Toward theologies of innovation for faith in a changing world

For millennia, faith traditions have been innovating, adapting worship, theology, and social engagement to bring God to the people of different eras in a changing world and to meet the social needs of the times (see previous post, Remembering our innovative past: A look at the Catholic Church). Yet how rarely we talk about innovation as faith communities. We tend to consider it a value and expertise of the business or technology sectors, sectors we also tend to view with some skepticism. But the world is changing more rapidly than ever before, and the challenges driving social needs today are becoming more complex. We can’t afford not to talk about this. And, well, innovate accordingly.
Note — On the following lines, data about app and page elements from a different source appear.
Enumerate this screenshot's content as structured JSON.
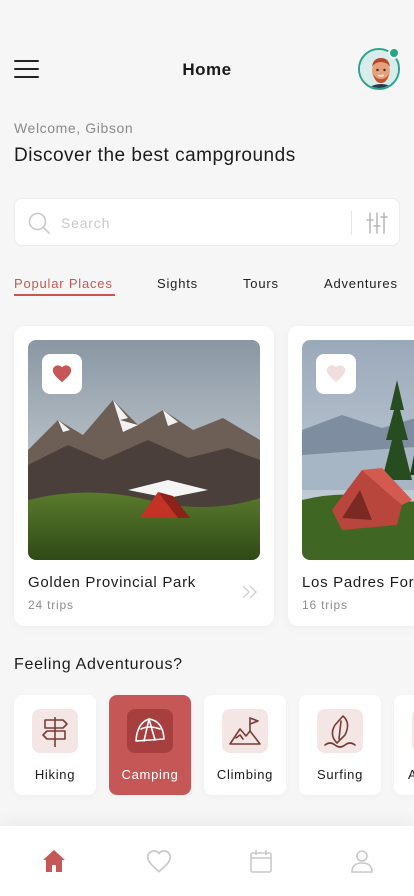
{
  "header": {
    "title": "Home",
    "menu_icon": "hamburger-menu-icon",
    "avatar_icon": "user-avatar"
  },
  "welcome": "Welcome, Gibson",
  "headline": "Discover the best campgrounds",
  "search": {
    "placeholder": "Search",
    "value": "",
    "filter_icon": "sliders-filter-icon"
  },
  "tabs": [
    {
      "label": "Popular Places",
      "active": true
    },
    {
      "label": "Sights",
      "active": false
    },
    {
      "label": "Tours",
      "active": false
    },
    {
      "label": "Adventures",
      "active": false
    }
  ],
  "places": [
    {
      "title": "Golden Provincial Park",
      "trips": "24 trips",
      "favorite": true
    },
    {
      "title": "Los Padres For",
      "trips": "16 trips",
      "favorite": false
    }
  ],
  "section_title": "Feeling Adventurous?",
  "categories": [
    {
      "label": "Hiking",
      "icon": "signpost-icon",
      "active": false
    },
    {
      "label": "Camping",
      "icon": "tent-icon",
      "active": true
    },
    {
      "label": "Climbing",
      "icon": "mountain-flag-icon",
      "active": false
    },
    {
      "label": "Surfing",
      "icon": "surfboard-icon",
      "active": false
    },
    {
      "label": "A",
      "icon": "activity-icon",
      "active": false
    }
  ],
  "bottom_nav": [
    {
      "icon": "home-icon",
      "active": true
    },
    {
      "icon": "heart-icon",
      "active": false
    },
    {
      "icon": "calendar-icon",
      "active": false
    },
    {
      "icon": "profile-icon",
      "active": false
    }
  ],
  "colors": {
    "accent": "#c55757",
    "accent_light": "#f3e6e4",
    "avatar_ring": "#2aa58b",
    "background": "#f6f6f6"
  }
}
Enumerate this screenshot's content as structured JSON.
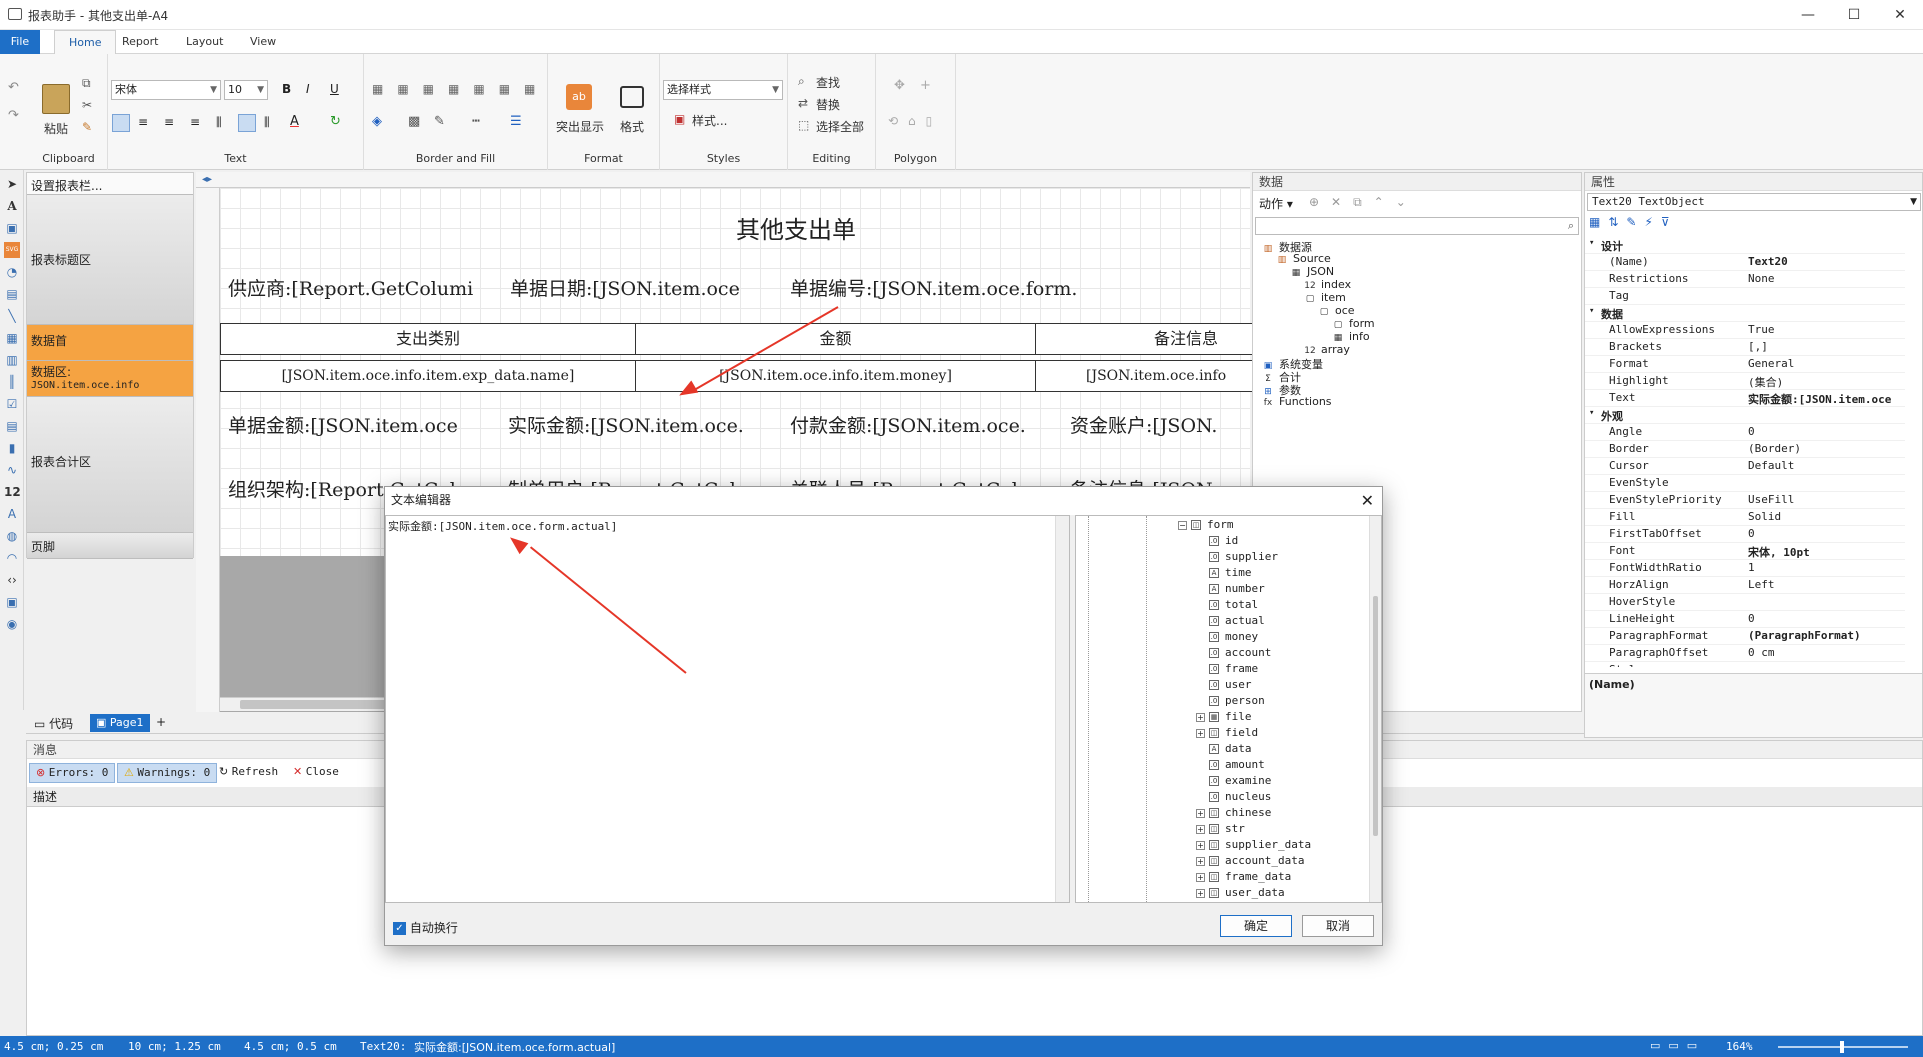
{
  "window": {
    "title": "报表助手 - 其他支出单-A4",
    "minimize": "—",
    "maximize": "☐",
    "close": "✕"
  },
  "ribbon_tabs": [
    "File",
    "Home",
    "Report",
    "Layout",
    "View"
  ],
  "ribbon": {
    "clipboard": {
      "label": "Clipboard",
      "paste": "粘贴"
    },
    "text": {
      "label": "Text",
      "font": "宋体",
      "size": "10"
    },
    "border_fill": {
      "label": "Border and Fill"
    },
    "format": {
      "label": "Format",
      "highlight": "突出显示",
      "format": "格式"
    },
    "styles": {
      "label": "Styles",
      "select_style": "选择样式",
      "style_btn": "样式..."
    },
    "editing": {
      "label": "Editing",
      "find": "查找",
      "replace": "替换",
      "select_all": "选择全部"
    },
    "polygon": {
      "label": "Polygon"
    }
  },
  "bands": {
    "settings": "设置报表栏...",
    "title_area": "报表标题区",
    "data_header": "数据首",
    "data_area_label": "数据区:",
    "data_area_source": "JSON.item.oce.info",
    "summary_area": "报表合计区",
    "footer": "页脚"
  },
  "report": {
    "title": "其他支出单",
    "row1": [
      "供应商:[Report.GetColumi",
      "单据日期:[JSON.item.oce",
      "单据编号:[JSON.item.oce.form."
    ],
    "table_headers": [
      "支出类别",
      "金额",
      "备注信息"
    ],
    "table_cells": [
      "[JSON.item.oce.info.item.exp_data.name]",
      "[JSON.item.oce.info.item.money]",
      "[JSON.item.oce.info"
    ],
    "row3": [
      "单据金额:[JSON.item.oce",
      "实际金额:[JSON.item.oce.",
      "付款金额:[JSON.item.oce.",
      "资金账户:[JSON."
    ],
    "row4": [
      "组织架构:[Report.GetCol",
      "制单用户:[Report.GetCol",
      "关联人员:[Report.GetCol",
      "备注信息:[JSON."
    ]
  },
  "data_panel": {
    "title": "数据",
    "action": "动作",
    "tree": [
      {
        "label": "数据源",
        "indent": 0,
        "icon": "db"
      },
      {
        "label": "Source",
        "indent": 1,
        "icon": "db"
      },
      {
        "label": "JSON",
        "indent": 2,
        "icon": "table"
      },
      {
        "label": "index",
        "indent": 3,
        "icon": "num"
      },
      {
        "label": "item",
        "indent": 3,
        "icon": "obj"
      },
      {
        "label": "oce",
        "indent": 4,
        "icon": "obj"
      },
      {
        "label": "form",
        "indent": 5,
        "icon": "obj"
      },
      {
        "label": "info",
        "indent": 5,
        "icon": "table"
      },
      {
        "label": "array",
        "indent": 3,
        "icon": "num"
      },
      {
        "label": "系统变量",
        "indent": 0,
        "icon": "var"
      },
      {
        "label": "合计",
        "indent": 0,
        "icon": "sum"
      },
      {
        "label": "参数",
        "indent": 0,
        "icon": "param"
      },
      {
        "label": "Functions",
        "indent": 0,
        "icon": "fx"
      }
    ]
  },
  "props_panel": {
    "title": "属性",
    "object": "Text20 TextObject",
    "rows": [
      {
        "cat": true,
        "name": "设计"
      },
      {
        "name": "(Name)",
        "value": "Text20",
        "bold": true
      },
      {
        "name": "Restrictions",
        "value": "None"
      },
      {
        "name": "Tag",
        "value": ""
      },
      {
        "cat": true,
        "name": "数据"
      },
      {
        "name": "AllowExpressions",
        "value": "True"
      },
      {
        "name": "Brackets",
        "value": "[,]"
      },
      {
        "name": "Format",
        "value": "General"
      },
      {
        "name": "Highlight",
        "value": "(集合)"
      },
      {
        "name": "Text",
        "value": "实际金额:[JSON.item.oce",
        "bold": true
      },
      {
        "cat": true,
        "name": "外观"
      },
      {
        "name": "Angle",
        "value": "0"
      },
      {
        "name": "Border",
        "value": "(Border)"
      },
      {
        "name": "Cursor",
        "value": "Default"
      },
      {
        "name": "EvenStyle",
        "value": ""
      },
      {
        "name": "EvenStylePriority",
        "value": "UseFill"
      },
      {
        "name": "Fill",
        "value": "Solid"
      },
      {
        "name": "FirstTabOffset",
        "value": "0"
      },
      {
        "name": "Font",
        "value": "宋体, 10pt",
        "bold": true
      },
      {
        "name": "FontWidthRatio",
        "value": "1"
      },
      {
        "name": "HorzAlign",
        "value": "Left"
      },
      {
        "name": "HoverStyle",
        "value": ""
      },
      {
        "name": "LineHeight",
        "value": "0"
      },
      {
        "name": "ParagraphFormat",
        "value": "(ParagraphFormat)",
        "bold": true
      },
      {
        "name": "ParagraphOffset",
        "value": "0 cm"
      },
      {
        "name": "Style",
        "value": ""
      }
    ],
    "desc": "(Name)"
  },
  "page_tabs": {
    "code": "代码",
    "page1": "Page1",
    "add": "+"
  },
  "messages": {
    "title": "消息",
    "errors": "Errors: 0",
    "warnings": "Warnings: 0",
    "refresh": "Refresh",
    "close": "Close",
    "col_desc": "描述"
  },
  "dialog": {
    "title": "文本编辑器",
    "content": "实际金额:[JSON.item.oce.form.actual]",
    "wrap_label": "自动换行",
    "ok": "确定",
    "cancel": "取消",
    "fields": [
      {
        "label": "form",
        "kind": "obj",
        "indent": 0,
        "expand": true
      },
      {
        "label": "id",
        "kind": "num",
        "indent": 1
      },
      {
        "label": "supplier",
        "kind": "num",
        "indent": 1
      },
      {
        "label": "time",
        "kind": "text",
        "indent": 1
      },
      {
        "label": "number",
        "kind": "text",
        "indent": 1
      },
      {
        "label": "total",
        "kind": "num",
        "indent": 1
      },
      {
        "label": "actual",
        "kind": "num",
        "indent": 1
      },
      {
        "label": "money",
        "kind": "num",
        "indent": 1
      },
      {
        "label": "account",
        "kind": "num",
        "indent": 1
      },
      {
        "label": "frame",
        "kind": "num",
        "indent": 1
      },
      {
        "label": "user",
        "kind": "num",
        "indent": 1
      },
      {
        "label": "person",
        "kind": "num",
        "indent": 1
      },
      {
        "label": "file",
        "kind": "table",
        "indent": 1,
        "expand": true
      },
      {
        "label": "field",
        "kind": "obj",
        "indent": 1,
        "expand": true
      },
      {
        "label": "data",
        "kind": "text",
        "indent": 1
      },
      {
        "label": "amount",
        "kind": "num",
        "indent": 1
      },
      {
        "label": "examine",
        "kind": "num",
        "indent": 1
      },
      {
        "label": "nucleus",
        "kind": "num",
        "indent": 1
      },
      {
        "label": "chinese",
        "kind": "obj",
        "indent": 1,
        "expand": true
      },
      {
        "label": "str",
        "kind": "obj",
        "indent": 1,
        "expand": true
      },
      {
        "label": "supplier_data",
        "kind": "obj",
        "indent": 1,
        "expand": true
      },
      {
        "label": "account_data",
        "kind": "obj",
        "indent": 1,
        "expand": true
      },
      {
        "label": "frame_data",
        "kind": "obj",
        "indent": 1,
        "expand": true
      },
      {
        "label": "user_data",
        "kind": "obj",
        "indent": 1,
        "expand": true
      }
    ]
  },
  "status": {
    "pos": "4.5 cm; 0.25 cm",
    "size": "10 cm; 1.25 cm",
    "pos2": "4.5 cm; 0.5 cm",
    "object": "Text20:",
    "text": "实际金额:[JSON.item.oce.form.actual]",
    "zoom": "164%"
  },
  "colors": {
    "accent": "#1e6fc7",
    "band_orange": "#f5a342",
    "arrow": "#e53628"
  }
}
In this new article in eJewish philanthropy, Rabbi Yehuda Sarna and Dr. Nir Tsuk of the Bronfman Center for Jewish Student Life at New York University give us a starting point, discussing how without innovation, there is no organization.

Joshua believed that in a moment of radical change such as his own, the only way for the institution to breathe was with a thoroughly imbued ethic of innovation. True, some of this spirit may have been lost from modern manifestations of the Beit Midrash. But the original founders of the Beit Midrash held a vision not only for academic casuistry but for social innovation.
— Dr. Nir Tsuk and Rabbi Yehuda Sarna

In his 2016 book, Christian Social Innovation, Greg Jones of Duke Divinity similarly helps us imagine how social innovation rooted in hope can help us renew our institutions and purpose.

If we are oriented toward the goal of comprehending, with our whole life - thoughts, emotions, perceptions, and actions - the fullness of God’s work in Christ by the power of the Spirit, we are set on fire to dream extraordinary dreams for the world, ourselves, and our communities and institutions. God’s power at work within us is able to accomplish “abundantly far more than all we can ask or imagine” (Eph 3:20-21 NRSV).
— L. Gregory Jones

Is your faith community talking about innovation? As a value, a tool, a mindset? To transform your institutions, to transform the world? Are you putting theology behind it? Let us know.

Photo by Andy Hall on Unsplash